        var propertyNameList = stateEntry.CurrentValues.DataRecordInfo.      FieldMetadata.Select  
          (pn => pn.FieldType.Name);  
        foreach (var propName in propertyNameList)  
            stateEntry.SetModifiedProperty(propName);  
    }  
     

    For mine i switched from an extension method and did this:

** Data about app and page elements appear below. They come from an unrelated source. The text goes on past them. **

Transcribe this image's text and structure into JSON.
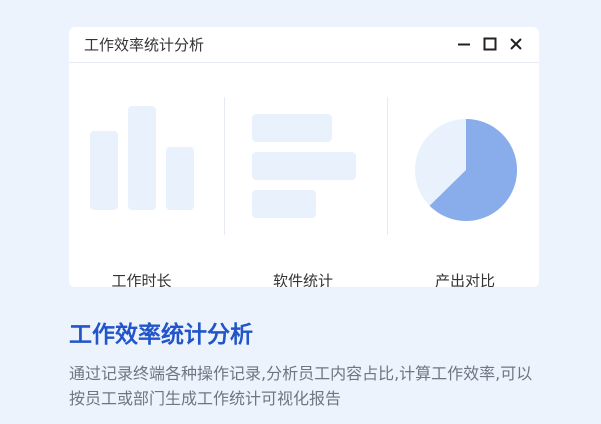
{
  "window": {
    "title": "工作效率统计分析",
    "controls": [
      "minimize-icon",
      "maximize-icon",
      "close-icon"
    ]
  },
  "panels": [
    {
      "label": "工作时长",
      "icon": "bar-chart-icon"
    },
    {
      "label": "软件统计",
      "icon": "horizontal-bar-icon"
    },
    {
      "label": "产出对比",
      "icon": "pie-chart-icon"
    }
  ],
  "feature": {
    "heading": "工作效率统计分析",
    "description": "通过记录终端各种操作记录,分析员工内容占比,计算工作效率,可以按员工或部门生成工作统计可视化报告"
  },
  "colors": {
    "background": "#edf3fd",
    "accent": "#2155c9",
    "pie_fill": "#89acea",
    "placeholder": "#e9f1fd"
  }
}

            private void SetPositionDataModified(IEntityWithKey entity)  
            {  
                var stateEntry = this.context.ObjectStateManager.GetObjectStateEntry(entity.EntityKey);  
                stateEntry.SetModifiedProperty("ParentId");  
                stateEntry.SetModifiedProperty("ParentLastModified");  
                stateEntry.SetModifiedProperty("Sort");  
            }  
            public void SavePositionData(WidgetPositionData data)  
            {  
                Widget specificData = new Widget  
                {  
                    Id = data.Id,  
                    ParentId = data.ParentId,  
                    ParentLastModified = data.ParentLastModified,  
                    Sort = data.Sort  
                };  
                this.context.AttachTo("WidgetSet", specificData);  
                this.SetPositionDataModified(specificData);  
                this.context.SaveChanges();  
                this.context.Detach(specificData);  
            }  
     

    The widget listed above has far more properties than the 4 listed above.  When you use this approach the entity framework sends an update to the database that only updates the 3 non key values (ParentId, ParentLastModified, and Sort).  It also bypasses the framework from tryng to get the widget out of the database first.

    Works pretty nice for what I need.

    Thanks for the reply!

    Stewart

    Saturday, February 28, 2009 12:55 AM